Records drawn from a dataset
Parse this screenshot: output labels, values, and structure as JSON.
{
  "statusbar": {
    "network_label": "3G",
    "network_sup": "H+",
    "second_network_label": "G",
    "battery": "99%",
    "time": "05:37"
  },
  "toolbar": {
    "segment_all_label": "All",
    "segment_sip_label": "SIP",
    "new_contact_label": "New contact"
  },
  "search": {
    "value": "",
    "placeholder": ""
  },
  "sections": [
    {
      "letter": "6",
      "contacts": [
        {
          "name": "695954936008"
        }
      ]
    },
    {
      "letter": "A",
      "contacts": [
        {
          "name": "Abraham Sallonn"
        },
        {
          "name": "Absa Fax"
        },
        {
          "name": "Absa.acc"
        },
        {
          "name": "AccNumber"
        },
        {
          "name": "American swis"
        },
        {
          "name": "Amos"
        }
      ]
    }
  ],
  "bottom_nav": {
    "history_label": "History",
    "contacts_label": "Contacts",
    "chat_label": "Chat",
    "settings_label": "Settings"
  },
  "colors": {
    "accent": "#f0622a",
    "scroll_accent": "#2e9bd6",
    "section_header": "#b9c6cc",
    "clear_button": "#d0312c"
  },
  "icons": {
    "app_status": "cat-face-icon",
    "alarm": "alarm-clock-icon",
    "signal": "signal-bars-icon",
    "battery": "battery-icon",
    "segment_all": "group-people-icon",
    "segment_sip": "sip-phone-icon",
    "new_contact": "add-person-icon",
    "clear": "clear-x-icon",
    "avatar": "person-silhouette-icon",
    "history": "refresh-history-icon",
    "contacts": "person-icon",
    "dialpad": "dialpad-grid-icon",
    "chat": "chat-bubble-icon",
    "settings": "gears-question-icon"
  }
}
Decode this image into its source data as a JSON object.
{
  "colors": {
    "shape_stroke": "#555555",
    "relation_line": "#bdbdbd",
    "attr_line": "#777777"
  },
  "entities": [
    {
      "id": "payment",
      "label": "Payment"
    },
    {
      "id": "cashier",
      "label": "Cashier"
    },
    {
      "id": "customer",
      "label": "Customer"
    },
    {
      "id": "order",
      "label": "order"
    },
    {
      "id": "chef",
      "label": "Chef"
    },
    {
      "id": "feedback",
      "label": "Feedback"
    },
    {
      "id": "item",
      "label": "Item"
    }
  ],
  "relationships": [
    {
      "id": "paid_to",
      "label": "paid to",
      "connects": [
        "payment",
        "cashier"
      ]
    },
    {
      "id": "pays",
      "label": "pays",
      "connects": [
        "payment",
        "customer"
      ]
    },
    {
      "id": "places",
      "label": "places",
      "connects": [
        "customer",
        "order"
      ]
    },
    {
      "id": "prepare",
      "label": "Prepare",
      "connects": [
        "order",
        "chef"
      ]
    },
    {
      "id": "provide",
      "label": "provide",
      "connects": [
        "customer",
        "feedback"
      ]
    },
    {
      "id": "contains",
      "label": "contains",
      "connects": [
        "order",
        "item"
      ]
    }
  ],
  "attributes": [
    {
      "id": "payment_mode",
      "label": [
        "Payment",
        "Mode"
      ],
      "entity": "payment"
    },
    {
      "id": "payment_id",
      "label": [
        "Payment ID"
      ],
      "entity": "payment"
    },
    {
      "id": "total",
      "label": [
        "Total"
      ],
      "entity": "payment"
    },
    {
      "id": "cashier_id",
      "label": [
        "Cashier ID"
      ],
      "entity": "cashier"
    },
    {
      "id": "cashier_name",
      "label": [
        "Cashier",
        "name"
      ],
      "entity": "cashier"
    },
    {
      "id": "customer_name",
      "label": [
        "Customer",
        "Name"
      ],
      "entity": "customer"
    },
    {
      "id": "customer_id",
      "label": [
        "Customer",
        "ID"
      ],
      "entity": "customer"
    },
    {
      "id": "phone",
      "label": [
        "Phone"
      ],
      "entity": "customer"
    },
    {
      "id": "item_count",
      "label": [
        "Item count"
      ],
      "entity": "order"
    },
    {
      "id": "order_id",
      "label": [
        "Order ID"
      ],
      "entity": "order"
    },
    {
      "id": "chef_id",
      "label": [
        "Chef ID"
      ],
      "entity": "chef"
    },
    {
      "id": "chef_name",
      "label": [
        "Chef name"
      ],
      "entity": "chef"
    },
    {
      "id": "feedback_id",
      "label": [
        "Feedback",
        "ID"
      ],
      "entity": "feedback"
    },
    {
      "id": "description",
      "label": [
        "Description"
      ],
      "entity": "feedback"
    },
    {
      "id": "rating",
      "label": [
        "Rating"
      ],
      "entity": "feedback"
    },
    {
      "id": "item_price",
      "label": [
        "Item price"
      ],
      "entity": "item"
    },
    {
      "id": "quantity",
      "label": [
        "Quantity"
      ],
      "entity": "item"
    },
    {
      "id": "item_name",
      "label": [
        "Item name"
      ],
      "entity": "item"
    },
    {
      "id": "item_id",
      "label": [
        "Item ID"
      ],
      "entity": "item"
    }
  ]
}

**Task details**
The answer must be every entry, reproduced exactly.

**Task response**
Parse this screenshot: output labels, values, and structure as JSON.
{
  "statusbar": {
    "network_label": "3G",
    "network_sup": "H+",
    "second_network_label": "G",
    "battery": "99%",
    "time": "05:37"
  },
  "toolbar": {
    "segment_all_label": "All",
    "segment_sip_label": "SIP",
    "new_contact_label": "New contact"
  },
  "search": {
    "value": "",
    "placeholder": ""
  },
  "sections": [
    {
      "letter": "6",
      "contacts": [
        {
          "name": "695954936008"
        }
      ]
    },
    {
      "letter": "A",
      "contacts": [
        {
          "name": "Abraham Sallonn"
        },
        {
          "name": "Absa Fax"
        },
        {
          "name": "Absa.acc"
        },
        {
          "name": "AccNumber"
        },
        {
          "name": "American swis"
        },
        {
          "name": "Amos"
        }
      ]
    }
  ],
  "bottom_nav": {
    "history_label": "History",
    "contacts_label": "Contacts",
    "chat_label": "Chat",
    "settings_label": "Settings"
  },
  "colors": {
    "accent": "#f0622a",
    "scroll_accent": "#2e9bd6",
    "section_header": "#b9c6cc",
    "clear_button": "#d0312c"
  },
  "icons": {
    "app_status": "cat-face-icon",
    "alarm": "alarm-clock-icon",
    "signal": "signal-bars-icon",
    "battery": "battery-icon",
    "segment_all": "group-people-icon",
    "segment_sip": "sip-phone-icon",
    "new_contact": "add-person-icon",
    "clear": "clear-x-icon",
    "avatar": "person-silhouette-icon",
    "history": "refresh-history-icon",
    "contacts": "person-icon",
    "dialpad": "dialpad-grid-icon",
    "chat": "chat-bubble-icon",
    "settings": "gears-question-icon"
  }
}
Decode this image into its source data as a JSON object.
{
  "colors": {
    "shape_stroke": "#555555",
    "relation_line": "#bdbdbd",
    "attr_line": "#777777"
  },
  "entities": [
    {
      "id": "payment",
      "label": "Payment"
    },
    {
      "id": "cashier",
      "label": "Cashier"
    },
    {
      "id": "customer",
      "label": "Customer"
    },
    {
      "id": "order",
      "label": "order"
    },
    {
      "id": "chef",
      "label": "Chef"
    },
    {
      "id": "feedback",
      "label": "Feedback"
    },
    {
      "id": "item",
      "label": "Item"
    }
  ],
  "relationships": [
    {
      "id": "paid_to",
      "label": "paid to",
      "connects": [
        "payment",
        "cashier"
      ]
    },
    {
      "id": "pays",
      "label": "pays",
      "connects": [
        "payment",
        "customer"
      ]
    },
    {
      "id": "places",
      "label": "places",
      "connects": [
        "customer",
        "order"
      ]
    },
    {
      "id": "prepare",
      "label": "Prepare",
      "connects": [
        "order",
        "chef"
      ]
    },
    {
      "id": "provide",
      "label": "provide",
      "connects": [
        "customer",
        "feedback"
      ]
    },
    {
      "id": "contains",
      "label": "contains",
      "connects": [
        "order",
        "item"
      ]
    }
  ],
  "attributes": [
    {
      "id": "payment_mode",
      "label": [
        "Payment",
        "Mode"
      ],
      "entity": "payment"
    },
    {
      "id": "payment_id",
      "label": [
        "Payment ID"
      ],
      "entity": "payment"
    },
    {
      "id": "total",
      "label": [
        "Total"
      ],
      "entity": "payment"
    },
    {
      "id": "cashier_id",
      "label": [
        "Cashier ID"
      ],
      "entity": "cashier"
    },
    {
      "id": "cashier_name",
      "label": [
        "Cashier",
        "name"
      ],
      "entity": "cashier"
    },
    {
      "id": "customer_name",
      "label": [
        "Customer",
        "Name"
      ],
      "entity": "customer"
    },
    {
      "id": "customer_id",
      "label": [
        "Customer",
        "ID"
      ],
      "entity": "customer"
    },
    {
      "id": "phone",
      "label": [
        "Phone"
      ],
      "entity": "customer"
    },
    {
      "id": "item_count",
      "label": [
        "Item count"
      ],
      "entity": "order"
    },
    {
      "id": "order_id",
      "label": [
        "Order ID"
      ],
      "entity": "order"
    },
    {
      "id": "chef_id",
      "label": [
        "Chef ID"
      ],
      "entity": "chef"
    },
    {
      "id": "chef_name",
      "label": [
        "Chef name"
      ],
      "entity": "chef"
    },
    {
      "id": "feedback_id",
      "label": [
        "Feedback",
        "ID"
      ],
      "entity": "feedback"
    },
    {
      "id": "description",
      "label": [
        "Description"
      ],
      "entity": "feedback"
    },
    {
      "id": "rating",
      "label": [
        "Rating"
      ],
      "entity": "feedback"
    },
    {
      "id": "item_price",
      "label": [
        "Item price"
      ],
      "entity": "item"
    },
    {
      "id": "quantity",
      "label": [
        "Quantity"
      ],
      "entity": "item"
    },
    {
      "id": "item_name",
      "label": [
        "Item name"
      ],
      "entity": "item"
    },
    {
      "id": "item_id",
      "label": [
        "Item ID"
      ],
      "entity": "item"
    }
  ]
}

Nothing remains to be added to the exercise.